### Assigned task:
Whether an entry is long or short, retype it exactly.

[[ Records for processing open ]]

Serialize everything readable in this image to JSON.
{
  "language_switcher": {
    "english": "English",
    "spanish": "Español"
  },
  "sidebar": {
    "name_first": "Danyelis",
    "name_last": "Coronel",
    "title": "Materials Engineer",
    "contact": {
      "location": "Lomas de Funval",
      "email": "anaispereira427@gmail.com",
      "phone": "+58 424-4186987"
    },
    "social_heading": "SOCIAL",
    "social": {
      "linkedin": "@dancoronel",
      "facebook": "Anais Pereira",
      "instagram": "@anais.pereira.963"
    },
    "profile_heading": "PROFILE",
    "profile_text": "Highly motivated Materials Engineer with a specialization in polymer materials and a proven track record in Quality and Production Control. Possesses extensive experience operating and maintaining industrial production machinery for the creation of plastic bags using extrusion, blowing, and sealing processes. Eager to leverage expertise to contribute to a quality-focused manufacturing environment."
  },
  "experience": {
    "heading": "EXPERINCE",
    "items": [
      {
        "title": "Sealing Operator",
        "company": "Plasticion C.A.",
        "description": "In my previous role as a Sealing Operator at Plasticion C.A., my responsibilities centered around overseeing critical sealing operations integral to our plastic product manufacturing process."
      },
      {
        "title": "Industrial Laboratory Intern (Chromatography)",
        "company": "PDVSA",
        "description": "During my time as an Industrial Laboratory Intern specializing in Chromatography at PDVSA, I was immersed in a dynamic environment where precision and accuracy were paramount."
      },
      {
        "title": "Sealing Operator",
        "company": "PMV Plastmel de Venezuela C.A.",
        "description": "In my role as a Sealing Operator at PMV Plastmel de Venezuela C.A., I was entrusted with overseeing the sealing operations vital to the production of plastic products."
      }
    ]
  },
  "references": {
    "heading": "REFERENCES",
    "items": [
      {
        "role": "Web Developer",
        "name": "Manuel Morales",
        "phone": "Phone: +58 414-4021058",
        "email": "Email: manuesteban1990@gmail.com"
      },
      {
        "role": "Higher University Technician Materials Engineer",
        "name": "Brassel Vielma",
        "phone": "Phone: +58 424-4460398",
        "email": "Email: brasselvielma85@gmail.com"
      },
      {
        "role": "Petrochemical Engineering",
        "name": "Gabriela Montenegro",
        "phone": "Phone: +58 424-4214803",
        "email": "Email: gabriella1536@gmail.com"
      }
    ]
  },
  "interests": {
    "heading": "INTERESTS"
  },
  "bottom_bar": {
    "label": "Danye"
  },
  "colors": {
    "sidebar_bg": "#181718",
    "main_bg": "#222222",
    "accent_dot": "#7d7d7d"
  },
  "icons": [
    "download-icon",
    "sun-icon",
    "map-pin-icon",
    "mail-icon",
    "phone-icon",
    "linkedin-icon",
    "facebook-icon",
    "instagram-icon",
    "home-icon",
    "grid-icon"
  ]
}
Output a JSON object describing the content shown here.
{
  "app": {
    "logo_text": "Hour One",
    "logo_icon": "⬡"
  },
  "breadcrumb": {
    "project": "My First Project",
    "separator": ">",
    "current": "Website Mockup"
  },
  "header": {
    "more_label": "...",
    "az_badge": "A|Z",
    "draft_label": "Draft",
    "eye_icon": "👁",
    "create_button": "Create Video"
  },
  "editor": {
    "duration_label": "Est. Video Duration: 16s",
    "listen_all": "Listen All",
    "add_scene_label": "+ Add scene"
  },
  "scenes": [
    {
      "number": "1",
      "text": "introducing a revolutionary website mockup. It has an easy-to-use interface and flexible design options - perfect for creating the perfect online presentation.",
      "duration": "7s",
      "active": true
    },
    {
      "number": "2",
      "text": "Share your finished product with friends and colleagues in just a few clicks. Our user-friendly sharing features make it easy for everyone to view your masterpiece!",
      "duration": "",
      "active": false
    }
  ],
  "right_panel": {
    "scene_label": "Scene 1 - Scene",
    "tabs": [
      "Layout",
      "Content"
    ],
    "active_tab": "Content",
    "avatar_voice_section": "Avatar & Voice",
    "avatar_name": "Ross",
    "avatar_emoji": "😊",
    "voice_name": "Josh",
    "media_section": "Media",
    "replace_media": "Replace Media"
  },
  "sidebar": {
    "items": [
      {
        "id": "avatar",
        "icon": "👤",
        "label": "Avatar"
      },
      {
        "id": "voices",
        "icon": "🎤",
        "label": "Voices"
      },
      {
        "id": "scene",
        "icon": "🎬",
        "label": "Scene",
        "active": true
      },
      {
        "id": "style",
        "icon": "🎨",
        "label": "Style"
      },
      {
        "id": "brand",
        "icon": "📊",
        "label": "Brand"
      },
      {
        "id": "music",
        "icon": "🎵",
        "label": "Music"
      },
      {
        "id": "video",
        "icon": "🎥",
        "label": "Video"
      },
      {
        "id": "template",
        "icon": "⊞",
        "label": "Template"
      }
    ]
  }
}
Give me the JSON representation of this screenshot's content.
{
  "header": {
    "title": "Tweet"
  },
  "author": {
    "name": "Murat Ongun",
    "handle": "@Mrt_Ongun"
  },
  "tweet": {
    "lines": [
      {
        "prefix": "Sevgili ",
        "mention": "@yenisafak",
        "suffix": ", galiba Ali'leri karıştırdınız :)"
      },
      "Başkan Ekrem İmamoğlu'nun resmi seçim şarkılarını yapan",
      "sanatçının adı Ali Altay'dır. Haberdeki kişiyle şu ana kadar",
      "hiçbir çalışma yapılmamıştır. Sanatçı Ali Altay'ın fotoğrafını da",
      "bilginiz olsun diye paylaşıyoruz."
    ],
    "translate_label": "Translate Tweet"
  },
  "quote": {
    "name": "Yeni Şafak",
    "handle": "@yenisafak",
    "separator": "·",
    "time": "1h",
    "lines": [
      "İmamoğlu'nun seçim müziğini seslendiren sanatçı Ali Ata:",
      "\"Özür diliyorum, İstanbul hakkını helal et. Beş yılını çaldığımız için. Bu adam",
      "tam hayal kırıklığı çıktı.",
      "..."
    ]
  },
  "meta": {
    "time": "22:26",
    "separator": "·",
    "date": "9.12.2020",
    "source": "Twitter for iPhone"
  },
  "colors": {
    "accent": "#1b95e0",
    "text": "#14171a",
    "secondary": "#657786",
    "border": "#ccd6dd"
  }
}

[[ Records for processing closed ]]

### Completed task:
Serialize everything readable in this image to JSON.
{
  "language_switcher": {
    "english": "English",
    "spanish": "Español"
  },
  "sidebar": {
    "name_first": "Danyelis",
    "name_last": "Coronel",
    "title": "Materials Engineer",
    "contact": {
      "location": "Lomas de Funval",
      "email": "anaispereira427@gmail.com",
      "phone": "+58 424-4186987"
    },
    "social_heading": "SOCIAL",
    "social": {
      "linkedin": "@dancoronel",
      "facebook": "Anais Pereira",
      "instagram": "@anais.pereira.963"
    },
    "profile_heading": "PROFILE",
    "profile_text": "Highly motivated Materials Engineer with a specialization in polymer materials and a proven track record in Quality and Production Control. Possesses extensive experience operating and maintaining industrial production machinery for the creation of plastic bags using extrusion, blowing, and sealing processes. Eager to leverage expertise to contribute to a quality-focused manufacturing environment."
  },
  "experience": {
    "heading": "EXPERINCE",
    "items": [
      {
        "title": "Sealing Operator",
        "company": "Plasticion C.A.",
        "description": "In my previous role as a Sealing Operator at Plasticion C.A., my responsibilities centered around overseeing critical sealing operations integral to our plastic product manufacturing process."
      },
      {
        "title": "Industrial Laboratory Intern (Chromatography)",
        "company": "PDVSA",
        "description": "During my time as an Industrial Laboratory Intern specializing in Chromatography at PDVSA, I was immersed in a dynamic environment where precision and accuracy were paramount."
      },
      {
        "title": "Sealing Operator",
        "company": "PMV Plastmel de Venezuela C.A.",
        "description": "In my role as a Sealing Operator at PMV Plastmel de Venezuela C.A., I was entrusted with overseeing the sealing operations vital to the production of plastic products."
      }
    ]
  },
  "references": {
    "heading": "REFERENCES",
    "items": [
      {
        "role": "Web Developer",
        "name": "Manuel Morales",
        "phone": "Phone: +58 414-4021058",
        "email": "Email: manuesteban1990@gmail.com"
      },
      {
        "role": "Higher University Technician Materials Engineer",
        "name": "Brassel Vielma",
        "phone": "Phone: +58 424-4460398",
        "email": "Email: brasselvielma85@gmail.com"
      },
      {
        "role": "Petrochemical Engineering",
        "name": "Gabriela Montenegro",
        "phone": "Phone: +58 424-4214803",
        "email": "Email: gabriella1536@gmail.com"
      }
    ]
  },
  "interests": {
    "heading": "INTERESTS"
  },
  "bottom_bar": {
    "label": "Danye"
  },
  "colors": {
    "sidebar_bg": "#181718",
    "main_bg": "#222222",
    "accent_dot": "#7d7d7d"
  },
  "icons": [
    "download-icon",
    "sun-icon",
    "map-pin-icon",
    "mail-icon",
    "phone-icon",
    "linkedin-icon",
    "facebook-icon",
    "instagram-icon",
    "home-icon",
    "grid-icon"
  ]
}
Output a JSON object describing the content shown here.
{
  "app": {
    "logo_text": "Hour One",
    "logo_icon": "⬡"
  },
  "breadcrumb": {
    "project": "My First Project",
    "separator": ">",
    "current": "Website Mockup"
  },
  "header": {
    "more_label": "...",
    "az_badge": "A|Z",
    "draft_label": "Draft",
    "eye_icon": "👁",
    "create_button": "Create Video"
  },
  "editor": {
    "duration_label": "Est. Video Duration: 16s",
    "listen_all": "Listen All",
    "add_scene_label": "+ Add scene"
  },
  "scenes": [
    {
      "number": "1",
      "text": "introducing a revolutionary website mockup. It has an easy-to-use interface and flexible design options - perfect for creating the perfect online presentation.",
      "duration": "7s",
      "active": true
    },
    {
      "number": "2",
      "text": "Share your finished product with friends and colleagues in just a few clicks. Our user-friendly sharing features make it easy for everyone to view your masterpiece!",
      "duration": "",
      "active": false
    }
  ],
  "right_panel": {
    "scene_label": "Scene 1 - Scene",
    "tabs": [
      "Layout",
      "Content"
    ],
    "active_tab": "Content",
    "avatar_voice_section": "Avatar & Voice",
    "avatar_name": "Ross",
    "avatar_emoji": "😊",
    "voice_name": "Josh",
    "media_section": "Media",
    "replace_media": "Replace Media"
  },
  "sidebar": {
    "items": [
      {
        "id": "avatar",
        "icon": "👤",
        "label": "Avatar"
      },
      {
        "id": "voices",
        "icon": "🎤",
        "label": "Voices"
      },
      {
        "id": "scene",
        "icon": "🎬",
        "label": "Scene",
        "active": true
      },
      {
        "id": "style",
        "icon": "🎨",
        "label": "Style"
      },
      {
        "id": "brand",
        "icon": "📊",
        "label": "Brand"
      },
      {
        "id": "music",
        "icon": "🎵",
        "label": "Music"
      },
      {
        "id": "video",
        "icon": "🎥",
        "label": "Video"
      },
      {
        "id": "template",
        "icon": "⊞",
        "label": "Template"
      }
    ]
  }
}
Give me the JSON representation of this screenshot's content.
{
  "header": {
    "title": "Tweet"
  },
  "author": {
    "name": "Murat Ongun",
    "handle": "@Mrt_Ongun"
  },
  "tweet": {
    "lines": [
      {
        "prefix": "Sevgili ",
        "mention": "@yenisafak",
        "suffix": ", galiba Ali'leri karıştırdınız :)"
      },
      "Başkan Ekrem İmamoğlu'nun resmi seçim şarkılarını yapan",
      "sanatçının adı Ali Altay'dır. Haberdeki kişiyle şu ana kadar",
      "hiçbir çalışma yapılmamıştır. Sanatçı Ali Altay'ın fotoğrafını da",
      "bilginiz olsun diye paylaşıyoruz."
    ],
    "translate_label": "Translate Tweet"
  },
  "quote": {
    "name": "Yeni Şafak",
    "handle": "@yenisafak",
    "separator": "·",
    "time": "1h",
    "lines": [
      "İmamoğlu'nun seçim müziğini seslendiren sanatçı Ali Ata:",
      "\"Özür diliyorum, İstanbul hakkını helal et. Beş yılını çaldığımız için. Bu adam",
      "tam hayal kırıklığı çıktı.",
      "..."
    ]
  },
  "meta": {
    "time": "22:26",
    "separator": "·",
    "date": "9.12.2020",
    "source": "Twitter for iPhone"
  },
  "colors": {
    "accent": "#1b95e0",
    "text": "#14171a",
    "secondary": "#657786",
    "border": "#ccd6dd"
  }
}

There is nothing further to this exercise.